DIRECTIONS FOR THIS TASK: Filter the records down to the lines that hold the word "Chuyển", and copy each of those lines.

DATASET RECORDS:
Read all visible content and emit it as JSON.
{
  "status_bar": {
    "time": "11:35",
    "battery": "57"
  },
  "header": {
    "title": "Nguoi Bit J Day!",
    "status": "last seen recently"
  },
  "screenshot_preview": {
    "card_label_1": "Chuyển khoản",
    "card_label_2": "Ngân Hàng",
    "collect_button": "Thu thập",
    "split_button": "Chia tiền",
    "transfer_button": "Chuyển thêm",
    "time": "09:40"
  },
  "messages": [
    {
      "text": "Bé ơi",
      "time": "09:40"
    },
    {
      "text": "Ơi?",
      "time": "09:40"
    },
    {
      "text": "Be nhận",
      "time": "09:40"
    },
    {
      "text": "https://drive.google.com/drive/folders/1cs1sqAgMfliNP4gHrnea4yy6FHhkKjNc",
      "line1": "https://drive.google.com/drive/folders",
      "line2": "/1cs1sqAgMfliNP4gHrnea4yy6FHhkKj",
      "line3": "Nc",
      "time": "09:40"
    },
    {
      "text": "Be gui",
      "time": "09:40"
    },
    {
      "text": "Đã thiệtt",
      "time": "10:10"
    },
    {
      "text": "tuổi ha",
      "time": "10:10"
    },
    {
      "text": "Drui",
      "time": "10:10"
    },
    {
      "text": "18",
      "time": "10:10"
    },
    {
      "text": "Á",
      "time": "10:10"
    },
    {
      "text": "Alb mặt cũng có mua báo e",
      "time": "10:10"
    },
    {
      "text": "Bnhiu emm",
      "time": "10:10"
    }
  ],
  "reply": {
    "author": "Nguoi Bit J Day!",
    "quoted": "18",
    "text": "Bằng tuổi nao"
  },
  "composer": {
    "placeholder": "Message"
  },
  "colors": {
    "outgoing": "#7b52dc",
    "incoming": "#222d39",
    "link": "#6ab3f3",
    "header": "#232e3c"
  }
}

EXERCISE ANSWER:
    "card_label_1": "Chuyển khoản",
    "transfer_button": "Chuyển thêm",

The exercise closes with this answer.